Cookie-cutter P3 schools to need 68 portable classrooms

When nine P3 schools open in 2017, they’ll already be so overcrowded that many students will be moved into 38 portables, and another 30 portables will be added over the following four years.

The Sask. Party’s portables plan was obtained by the NDP through a claim under access to information laws.

“These schools obviously aren’t being built to fit the needs of the neighbourhoods, communities and students that need new schools,” said NDP Leader Cam Broten, who questioned the government about the plan to house students in portables during the legislature’s question period on Wednesday.

“I don’t think a portable classroom is the best learning environment we can give our kids, and it’s incredibly frustrating that with the Sask. Party’s costly P3 rent-a-school scheme, we’ll pay millions more per school only to put thousands of kids in that situation.”

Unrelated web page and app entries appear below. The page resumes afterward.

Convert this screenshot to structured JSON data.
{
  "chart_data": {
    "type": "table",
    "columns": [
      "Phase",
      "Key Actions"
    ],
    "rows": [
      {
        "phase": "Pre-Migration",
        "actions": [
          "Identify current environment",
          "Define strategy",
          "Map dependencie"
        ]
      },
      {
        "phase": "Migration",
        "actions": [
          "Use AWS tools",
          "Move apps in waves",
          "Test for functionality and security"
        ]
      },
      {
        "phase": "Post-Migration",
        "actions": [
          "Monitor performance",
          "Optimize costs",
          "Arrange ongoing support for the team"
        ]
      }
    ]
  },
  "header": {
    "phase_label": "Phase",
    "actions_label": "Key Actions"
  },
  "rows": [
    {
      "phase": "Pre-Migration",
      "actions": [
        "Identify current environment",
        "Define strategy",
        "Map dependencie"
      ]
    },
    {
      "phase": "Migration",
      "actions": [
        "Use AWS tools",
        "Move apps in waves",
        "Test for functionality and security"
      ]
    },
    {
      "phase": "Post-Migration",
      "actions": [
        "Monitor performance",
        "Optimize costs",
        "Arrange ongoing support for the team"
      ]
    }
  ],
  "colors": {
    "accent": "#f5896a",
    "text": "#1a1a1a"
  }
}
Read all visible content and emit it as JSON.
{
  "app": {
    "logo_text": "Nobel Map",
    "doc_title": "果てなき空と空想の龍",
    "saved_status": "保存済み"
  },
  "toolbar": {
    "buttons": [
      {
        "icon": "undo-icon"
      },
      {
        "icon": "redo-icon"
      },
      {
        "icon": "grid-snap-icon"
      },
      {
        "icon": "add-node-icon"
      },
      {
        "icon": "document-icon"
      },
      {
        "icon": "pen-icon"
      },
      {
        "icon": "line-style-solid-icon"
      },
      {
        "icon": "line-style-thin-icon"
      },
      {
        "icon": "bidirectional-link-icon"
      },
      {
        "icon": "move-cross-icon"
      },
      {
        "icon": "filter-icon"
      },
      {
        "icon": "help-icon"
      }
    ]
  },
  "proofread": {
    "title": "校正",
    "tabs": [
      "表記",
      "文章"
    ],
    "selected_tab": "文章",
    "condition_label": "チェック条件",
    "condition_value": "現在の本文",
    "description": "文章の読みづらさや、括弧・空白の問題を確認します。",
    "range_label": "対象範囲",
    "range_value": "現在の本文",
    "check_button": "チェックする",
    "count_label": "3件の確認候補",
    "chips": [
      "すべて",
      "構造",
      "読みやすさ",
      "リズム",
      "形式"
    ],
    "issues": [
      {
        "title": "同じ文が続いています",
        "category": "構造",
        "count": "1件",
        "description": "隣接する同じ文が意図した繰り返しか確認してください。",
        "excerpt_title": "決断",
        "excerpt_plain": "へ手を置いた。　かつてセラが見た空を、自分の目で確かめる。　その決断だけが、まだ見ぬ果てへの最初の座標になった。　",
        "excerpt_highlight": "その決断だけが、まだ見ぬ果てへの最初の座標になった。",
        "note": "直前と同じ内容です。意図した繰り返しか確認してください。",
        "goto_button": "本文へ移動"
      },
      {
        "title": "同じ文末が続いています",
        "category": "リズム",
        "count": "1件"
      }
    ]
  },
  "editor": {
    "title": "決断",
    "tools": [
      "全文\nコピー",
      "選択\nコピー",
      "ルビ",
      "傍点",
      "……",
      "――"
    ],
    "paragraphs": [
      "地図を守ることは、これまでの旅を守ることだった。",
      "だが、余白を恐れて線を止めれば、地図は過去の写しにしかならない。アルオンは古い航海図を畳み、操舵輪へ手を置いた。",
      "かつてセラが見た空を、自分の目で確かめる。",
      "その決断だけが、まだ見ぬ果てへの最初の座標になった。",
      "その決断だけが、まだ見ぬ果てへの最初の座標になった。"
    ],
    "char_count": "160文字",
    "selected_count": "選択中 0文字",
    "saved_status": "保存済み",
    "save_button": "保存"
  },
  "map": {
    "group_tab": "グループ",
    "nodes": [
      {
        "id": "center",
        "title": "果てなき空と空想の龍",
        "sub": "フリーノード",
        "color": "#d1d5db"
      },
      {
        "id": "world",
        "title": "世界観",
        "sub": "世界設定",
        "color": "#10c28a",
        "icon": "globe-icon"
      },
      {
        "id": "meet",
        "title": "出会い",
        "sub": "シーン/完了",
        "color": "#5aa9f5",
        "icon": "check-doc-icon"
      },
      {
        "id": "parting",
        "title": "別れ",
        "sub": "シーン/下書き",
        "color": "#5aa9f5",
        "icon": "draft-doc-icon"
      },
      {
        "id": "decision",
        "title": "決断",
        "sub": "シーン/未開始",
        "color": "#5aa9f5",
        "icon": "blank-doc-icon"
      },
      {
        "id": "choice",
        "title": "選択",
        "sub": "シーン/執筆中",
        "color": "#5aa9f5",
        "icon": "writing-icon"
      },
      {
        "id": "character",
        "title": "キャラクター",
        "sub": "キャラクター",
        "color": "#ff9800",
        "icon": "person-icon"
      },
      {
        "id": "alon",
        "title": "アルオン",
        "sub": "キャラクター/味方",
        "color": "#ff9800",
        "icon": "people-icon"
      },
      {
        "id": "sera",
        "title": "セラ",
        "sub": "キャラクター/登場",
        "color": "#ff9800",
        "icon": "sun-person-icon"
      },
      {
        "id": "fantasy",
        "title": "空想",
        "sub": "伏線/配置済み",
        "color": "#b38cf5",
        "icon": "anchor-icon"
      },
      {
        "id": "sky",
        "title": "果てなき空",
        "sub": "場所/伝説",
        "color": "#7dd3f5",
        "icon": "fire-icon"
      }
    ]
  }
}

At one time, Brad Wall understood that portable classrooms aren’t ideal.

“Portable classrooms are not the long-term solution and don’t provide the kind of learning environment we need for our students and teachers,” Wall said in November 2013.

Broten said the cookie-cutter approach of P3 schools is to blame. Rather than being designed with individual communities in mind, a single design from the international consortium is replicated nine times, and without flexibility. In Alberta, that lack of flexibility resulted in the private partner’s refusal to allow groups like sports teams to use the building after school hours.

“Each school in Saskatchewan is an incredibly important part of a neighbourhood,” said Broten. “Our schools are a home for Brownies and Cub Scouts, clubs and sports teams. They’re where we host community events and kindergarten recitals. By plowing ahead with P3s instead of just building the schools we need, the Sask. Party is giving up a lot of what makes a school the unique hub of its community. The fact that the P3 schools will fail to meet the needs of the students right from day one speaks volumes about how this cookie-cutter P3 approach just isn’t best for students, families and teachers.”

The P3 schools will cost $70.6 million per school, including the cost of having a corporation from Milwaukee handle maintenance in the schools for 30 years. The most expensive joint-use school ever built in Saskatchewan cost $51 million, while most cost millions less than that.

Broten said the extra $20 million per school, the fact that school maintenance will be done by a Milwaukee corporation, and the fact that the schools simply don’t fit the needs of the community all point to the conclusion a joint-ownership P3 rental just doesn’t work for schools.